That’s a quote from Mario Andretti. I love it and repeat it constantly. We are living in a 24/7, global online world, and leaders need to understand and embrace this concept. Existing competitors and new entrants have created or are creating well defined battle plans to put you out of business. Do you want to be a victim of your own inaction, like Radio Shack, Kodak and Blockbuster? Or do you want to continually improve and reinvent yourself like Netflix?
“If everything seems under control, you’re just not going fast enough.” -Mario Andretti
Large organizations typically think in time cycles expressed in months, quarters and years, while start-up companies think in terms of days, weeks and months. Leaders need to make performance demands that, while achievable, are very aggressive.
Organizations need to find additional capacity by discontinuing things that distract and consume major amounts of time.
As I talk to leaders around the world, the unanimous winner of wasting time is meetings, which behave like a cancer that metastasizes and continues to grow. I’ve actually developed a meetings model to fundamentally change the nature, structure and process of meetings — allowing leaders to make faster decisions and get more accomplished.
“The problem is never how to get new, innovative thoughts into your mind, but how to get old ones out.” -Dee Hock

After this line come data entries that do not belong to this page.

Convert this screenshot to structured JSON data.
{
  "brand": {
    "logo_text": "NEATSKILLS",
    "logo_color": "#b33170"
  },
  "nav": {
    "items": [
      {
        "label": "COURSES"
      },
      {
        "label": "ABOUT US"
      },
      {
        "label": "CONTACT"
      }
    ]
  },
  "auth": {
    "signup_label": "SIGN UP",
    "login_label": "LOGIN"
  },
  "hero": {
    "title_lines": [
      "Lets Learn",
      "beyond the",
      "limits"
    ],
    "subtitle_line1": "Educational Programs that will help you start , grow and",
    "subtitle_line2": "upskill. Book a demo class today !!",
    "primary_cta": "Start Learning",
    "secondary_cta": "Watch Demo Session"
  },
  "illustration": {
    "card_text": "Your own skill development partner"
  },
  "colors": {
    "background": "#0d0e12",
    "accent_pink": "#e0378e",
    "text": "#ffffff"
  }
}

Why Are There Snowblowers in Miami?: Transform Your Business Using The Five Principles of Engagement